● **TRY IT**: Give the number of lines in the records below that contain the word "Review". State only that number.

─── RECORDS FOR THE EXERCISE ───

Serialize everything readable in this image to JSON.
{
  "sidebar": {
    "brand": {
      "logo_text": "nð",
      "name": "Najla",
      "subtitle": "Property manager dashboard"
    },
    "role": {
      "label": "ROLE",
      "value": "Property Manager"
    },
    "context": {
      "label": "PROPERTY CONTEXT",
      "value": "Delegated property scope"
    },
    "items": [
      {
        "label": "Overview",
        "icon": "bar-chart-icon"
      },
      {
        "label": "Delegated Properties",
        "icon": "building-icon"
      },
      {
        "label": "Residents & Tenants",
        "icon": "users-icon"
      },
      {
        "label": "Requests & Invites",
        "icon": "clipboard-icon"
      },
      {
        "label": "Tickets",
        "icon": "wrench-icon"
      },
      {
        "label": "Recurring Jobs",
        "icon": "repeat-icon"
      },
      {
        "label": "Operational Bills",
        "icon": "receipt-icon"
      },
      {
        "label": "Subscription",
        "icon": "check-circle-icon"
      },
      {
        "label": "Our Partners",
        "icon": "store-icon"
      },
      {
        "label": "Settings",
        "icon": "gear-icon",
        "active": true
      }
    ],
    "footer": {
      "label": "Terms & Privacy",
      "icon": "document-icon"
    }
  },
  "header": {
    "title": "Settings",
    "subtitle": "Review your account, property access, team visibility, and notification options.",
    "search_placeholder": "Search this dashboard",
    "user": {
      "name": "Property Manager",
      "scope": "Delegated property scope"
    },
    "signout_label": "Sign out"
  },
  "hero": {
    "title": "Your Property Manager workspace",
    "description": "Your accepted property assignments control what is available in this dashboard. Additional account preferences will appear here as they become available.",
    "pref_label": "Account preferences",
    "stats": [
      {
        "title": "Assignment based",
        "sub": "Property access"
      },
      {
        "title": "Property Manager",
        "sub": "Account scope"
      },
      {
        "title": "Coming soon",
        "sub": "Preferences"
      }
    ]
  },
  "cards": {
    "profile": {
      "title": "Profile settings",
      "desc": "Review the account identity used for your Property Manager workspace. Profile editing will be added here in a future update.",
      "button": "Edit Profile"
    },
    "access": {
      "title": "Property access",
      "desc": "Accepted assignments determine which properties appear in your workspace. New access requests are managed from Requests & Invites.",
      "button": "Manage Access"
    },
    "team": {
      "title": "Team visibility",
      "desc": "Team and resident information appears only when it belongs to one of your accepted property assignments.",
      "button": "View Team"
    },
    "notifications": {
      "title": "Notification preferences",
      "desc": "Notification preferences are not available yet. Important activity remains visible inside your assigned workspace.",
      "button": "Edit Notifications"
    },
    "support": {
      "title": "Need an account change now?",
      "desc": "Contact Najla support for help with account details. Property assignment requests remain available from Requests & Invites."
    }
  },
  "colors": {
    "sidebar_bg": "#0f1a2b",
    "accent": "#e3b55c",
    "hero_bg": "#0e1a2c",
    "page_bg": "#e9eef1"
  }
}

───
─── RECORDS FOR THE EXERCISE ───

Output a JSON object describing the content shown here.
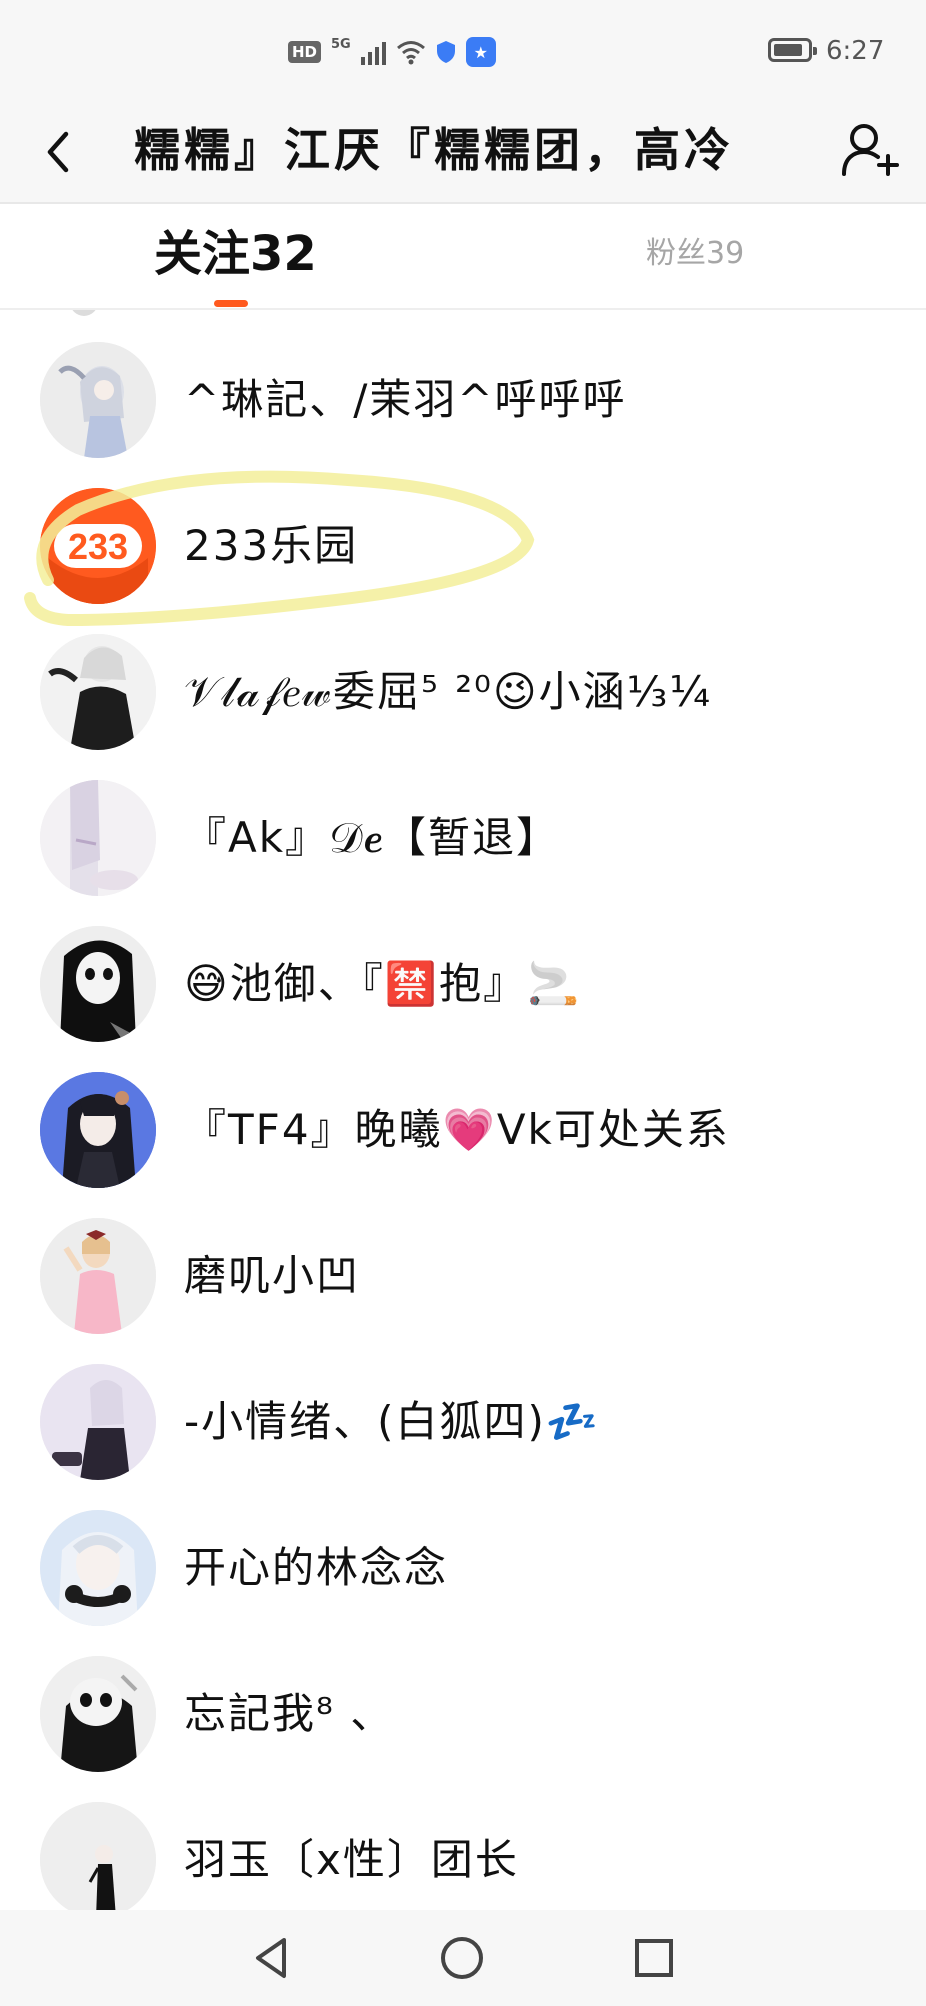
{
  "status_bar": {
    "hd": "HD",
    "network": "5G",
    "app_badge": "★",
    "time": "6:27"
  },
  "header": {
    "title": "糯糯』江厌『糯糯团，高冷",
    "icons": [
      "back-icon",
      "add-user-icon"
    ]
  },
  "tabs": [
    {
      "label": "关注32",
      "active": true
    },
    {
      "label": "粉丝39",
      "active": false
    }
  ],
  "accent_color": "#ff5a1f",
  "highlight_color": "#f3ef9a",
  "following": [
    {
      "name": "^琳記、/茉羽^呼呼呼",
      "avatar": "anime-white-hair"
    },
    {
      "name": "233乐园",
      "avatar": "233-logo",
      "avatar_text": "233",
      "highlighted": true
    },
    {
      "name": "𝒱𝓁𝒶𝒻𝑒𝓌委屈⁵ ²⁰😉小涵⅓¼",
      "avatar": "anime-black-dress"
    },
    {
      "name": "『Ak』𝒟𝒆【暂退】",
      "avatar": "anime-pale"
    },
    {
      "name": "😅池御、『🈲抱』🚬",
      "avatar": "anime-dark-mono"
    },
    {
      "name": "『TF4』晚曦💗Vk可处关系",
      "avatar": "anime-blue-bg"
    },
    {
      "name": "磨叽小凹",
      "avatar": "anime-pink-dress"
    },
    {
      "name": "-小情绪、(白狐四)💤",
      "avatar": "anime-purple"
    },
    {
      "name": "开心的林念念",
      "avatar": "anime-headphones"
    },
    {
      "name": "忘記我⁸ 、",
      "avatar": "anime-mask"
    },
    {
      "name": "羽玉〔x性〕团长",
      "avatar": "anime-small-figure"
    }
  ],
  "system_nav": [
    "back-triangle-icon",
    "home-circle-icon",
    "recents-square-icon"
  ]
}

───
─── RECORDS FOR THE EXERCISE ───

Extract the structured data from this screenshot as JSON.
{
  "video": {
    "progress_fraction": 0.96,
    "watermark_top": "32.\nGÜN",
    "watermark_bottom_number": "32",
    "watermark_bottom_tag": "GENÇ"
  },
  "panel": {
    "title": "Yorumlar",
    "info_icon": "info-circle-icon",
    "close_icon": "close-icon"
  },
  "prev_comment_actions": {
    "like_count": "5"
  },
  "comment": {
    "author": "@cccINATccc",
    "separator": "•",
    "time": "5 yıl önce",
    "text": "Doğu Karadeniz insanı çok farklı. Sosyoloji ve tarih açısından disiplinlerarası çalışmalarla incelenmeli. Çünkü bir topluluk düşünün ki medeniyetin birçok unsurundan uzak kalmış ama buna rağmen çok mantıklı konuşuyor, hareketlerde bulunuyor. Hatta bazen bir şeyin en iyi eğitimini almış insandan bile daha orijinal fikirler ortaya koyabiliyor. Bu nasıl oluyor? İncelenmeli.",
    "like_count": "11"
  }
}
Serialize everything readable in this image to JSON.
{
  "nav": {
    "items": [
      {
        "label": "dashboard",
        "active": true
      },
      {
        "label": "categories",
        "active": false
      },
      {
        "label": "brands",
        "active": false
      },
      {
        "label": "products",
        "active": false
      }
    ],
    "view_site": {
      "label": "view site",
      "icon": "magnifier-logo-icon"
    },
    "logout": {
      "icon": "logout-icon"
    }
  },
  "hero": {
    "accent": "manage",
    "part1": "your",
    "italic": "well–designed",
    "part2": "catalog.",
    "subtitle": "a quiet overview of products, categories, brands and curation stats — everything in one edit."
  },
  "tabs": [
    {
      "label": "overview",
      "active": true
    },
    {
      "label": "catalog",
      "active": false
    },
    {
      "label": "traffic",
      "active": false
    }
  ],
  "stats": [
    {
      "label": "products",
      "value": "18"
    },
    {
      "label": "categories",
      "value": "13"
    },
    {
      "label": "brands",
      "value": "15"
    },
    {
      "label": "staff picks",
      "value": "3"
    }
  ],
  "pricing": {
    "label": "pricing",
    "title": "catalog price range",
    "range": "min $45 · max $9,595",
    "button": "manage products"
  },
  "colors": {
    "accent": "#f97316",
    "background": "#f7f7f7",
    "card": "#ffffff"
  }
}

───

● **WRITTEN SOLUTION**: 2